Most people who live in New Jersey can handle driving in a little bit of rain, snow, or when the roads are slightly icy. And while these conditions are not ideal, residents learn to live with them as they’re all a part of living in the Garden State. But there are certain conditions in which people should never drive, no matter how good a driver they are.
So when is it best to just stay home instead of heading out onto the roads?
People living in New Jersey today weren’t around for the Great Blizzard of 1888, but they’ve definitely heard about it. This storm didn’t just bring over two feet of snow; it brought freezing winds and some of the iciest conditions the state has ever seen. It’s estimated that about 200 people died from freezing to death, which makes this powerful storm the best example of when people shouldn’t try to leave shelter, even to run out for supplies such as food.
Some people think heading out in a snowstorm isn’t that dangerous, particularly when it’s just started or they don’t have far to go. But the Great Blizzard showed how quickly the cold can catch you.
Not only do people crash their vehicles when the roads are incredibly slippery, but the conditions make it very hard to survive if your car breaks down. When a brutal snowstorm is on its way, it’s important to stock up on food and other emergency supplies before the storm hits, and ride it out at home, not in your car.
More recently, who could forget when Hurricane Sandy hit in 2012? This storm ripped apart the Jersey Shore, as well as a number of close towns nearby. While images of the destroyed Shore will be etched forever in the minds of many, Sandy also did a great deal of damage inland. Over two million homes across the state lost power and 37 people were killed both during the storm and during the flooding afterward.
It also highlights why people should never drive through a flooded area.
Dangerous life-or-death situations happen when a driver hits a deep puddle and spins off the road; or encounters a flooded area, stalls, and become stuck as the water continues to rise; or gets carried off completely by swiftly moving water. Drivers and their passengers can get trapped inside their vehicle and drown, or drown while trying to exit.
There is often a lot of fog in New Jersey, particularly in the summer when the land is warm but the water from the ocean is cold. In summer of 2015, there was so much fog at the Jersey Shore that residents reported it looking like a “fog tsunami.”
Fog can reduce drivers’ visibility to zero. When driving in fog, car accidents are all too common. When fog is so bad that it makes it difficult to see at least two car lengths ahead, drivers should wait until the fog clears before heading out on the roads. Since fog can descend suddenly, pull over to the side and wait it out if these conditions arise. It’s better to be safe than sorry.
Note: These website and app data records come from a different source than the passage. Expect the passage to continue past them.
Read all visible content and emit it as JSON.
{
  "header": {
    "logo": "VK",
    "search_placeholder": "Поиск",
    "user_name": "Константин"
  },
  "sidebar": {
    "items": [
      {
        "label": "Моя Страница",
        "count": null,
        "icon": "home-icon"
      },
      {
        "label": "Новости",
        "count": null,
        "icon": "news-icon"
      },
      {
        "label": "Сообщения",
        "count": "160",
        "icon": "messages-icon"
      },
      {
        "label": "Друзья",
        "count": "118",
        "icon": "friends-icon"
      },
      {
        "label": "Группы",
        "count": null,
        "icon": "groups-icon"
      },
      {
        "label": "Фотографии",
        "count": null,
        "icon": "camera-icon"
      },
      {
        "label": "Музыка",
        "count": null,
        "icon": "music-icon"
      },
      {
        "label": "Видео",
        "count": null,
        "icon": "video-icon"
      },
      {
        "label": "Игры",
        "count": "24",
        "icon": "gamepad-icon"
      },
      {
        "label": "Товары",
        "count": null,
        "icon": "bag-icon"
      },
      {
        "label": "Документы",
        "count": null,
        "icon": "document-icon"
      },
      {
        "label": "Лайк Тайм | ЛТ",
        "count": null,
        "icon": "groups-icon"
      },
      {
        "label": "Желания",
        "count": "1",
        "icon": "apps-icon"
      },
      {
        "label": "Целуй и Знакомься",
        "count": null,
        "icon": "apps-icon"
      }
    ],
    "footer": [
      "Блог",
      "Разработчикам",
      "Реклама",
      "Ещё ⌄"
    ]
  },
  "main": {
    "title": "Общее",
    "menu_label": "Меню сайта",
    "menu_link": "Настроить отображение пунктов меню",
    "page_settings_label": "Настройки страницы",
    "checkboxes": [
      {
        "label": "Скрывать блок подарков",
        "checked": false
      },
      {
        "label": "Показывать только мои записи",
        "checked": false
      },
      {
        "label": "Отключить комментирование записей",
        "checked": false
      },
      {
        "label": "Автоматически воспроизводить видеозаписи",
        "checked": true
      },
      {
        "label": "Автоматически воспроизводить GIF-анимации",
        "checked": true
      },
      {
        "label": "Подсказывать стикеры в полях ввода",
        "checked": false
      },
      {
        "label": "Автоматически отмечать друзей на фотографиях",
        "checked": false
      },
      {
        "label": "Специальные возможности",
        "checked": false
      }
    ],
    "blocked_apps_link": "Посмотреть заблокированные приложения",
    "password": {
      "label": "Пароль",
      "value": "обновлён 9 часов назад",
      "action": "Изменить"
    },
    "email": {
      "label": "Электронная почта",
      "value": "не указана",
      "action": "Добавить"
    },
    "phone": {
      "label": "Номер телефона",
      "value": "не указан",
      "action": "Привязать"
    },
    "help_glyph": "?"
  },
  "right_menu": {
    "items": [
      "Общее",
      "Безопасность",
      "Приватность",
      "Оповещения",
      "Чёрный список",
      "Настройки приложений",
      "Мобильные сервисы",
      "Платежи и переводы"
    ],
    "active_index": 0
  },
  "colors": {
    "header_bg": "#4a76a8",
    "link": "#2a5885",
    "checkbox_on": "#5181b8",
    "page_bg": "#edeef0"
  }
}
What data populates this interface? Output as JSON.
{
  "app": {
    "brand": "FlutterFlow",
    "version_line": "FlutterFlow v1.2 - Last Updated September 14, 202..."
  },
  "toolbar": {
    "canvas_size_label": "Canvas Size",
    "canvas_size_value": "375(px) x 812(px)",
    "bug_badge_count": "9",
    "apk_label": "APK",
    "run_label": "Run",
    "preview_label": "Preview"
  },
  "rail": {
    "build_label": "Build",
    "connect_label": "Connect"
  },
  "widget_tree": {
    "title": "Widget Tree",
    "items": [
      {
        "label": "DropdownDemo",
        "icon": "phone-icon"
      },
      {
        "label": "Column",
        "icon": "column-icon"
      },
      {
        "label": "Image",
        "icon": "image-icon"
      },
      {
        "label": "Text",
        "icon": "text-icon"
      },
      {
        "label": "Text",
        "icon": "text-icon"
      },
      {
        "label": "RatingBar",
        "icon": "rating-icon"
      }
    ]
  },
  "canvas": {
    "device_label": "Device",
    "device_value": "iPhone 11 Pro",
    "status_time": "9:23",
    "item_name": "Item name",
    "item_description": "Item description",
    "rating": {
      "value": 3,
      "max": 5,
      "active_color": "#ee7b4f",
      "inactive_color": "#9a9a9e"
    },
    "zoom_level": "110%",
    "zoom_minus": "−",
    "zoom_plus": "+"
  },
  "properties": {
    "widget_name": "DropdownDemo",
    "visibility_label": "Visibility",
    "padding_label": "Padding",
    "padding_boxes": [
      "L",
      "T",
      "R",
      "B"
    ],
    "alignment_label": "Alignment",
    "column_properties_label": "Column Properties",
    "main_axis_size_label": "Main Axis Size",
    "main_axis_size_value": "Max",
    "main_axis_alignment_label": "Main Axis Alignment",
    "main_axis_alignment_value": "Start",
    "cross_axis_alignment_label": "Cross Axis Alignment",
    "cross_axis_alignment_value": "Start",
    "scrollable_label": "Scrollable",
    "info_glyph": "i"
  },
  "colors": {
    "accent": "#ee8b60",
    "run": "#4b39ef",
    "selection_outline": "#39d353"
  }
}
If you have been in a winter-weather car accident, contact us here at Lependorf & Silverstein, P.C., at (609) 240-0040. We are New Jersey personal injury attorneys and have handled many car accident cases successfully. If you’ve been in an accident, there may be compensation available and we will work hard to help you get it.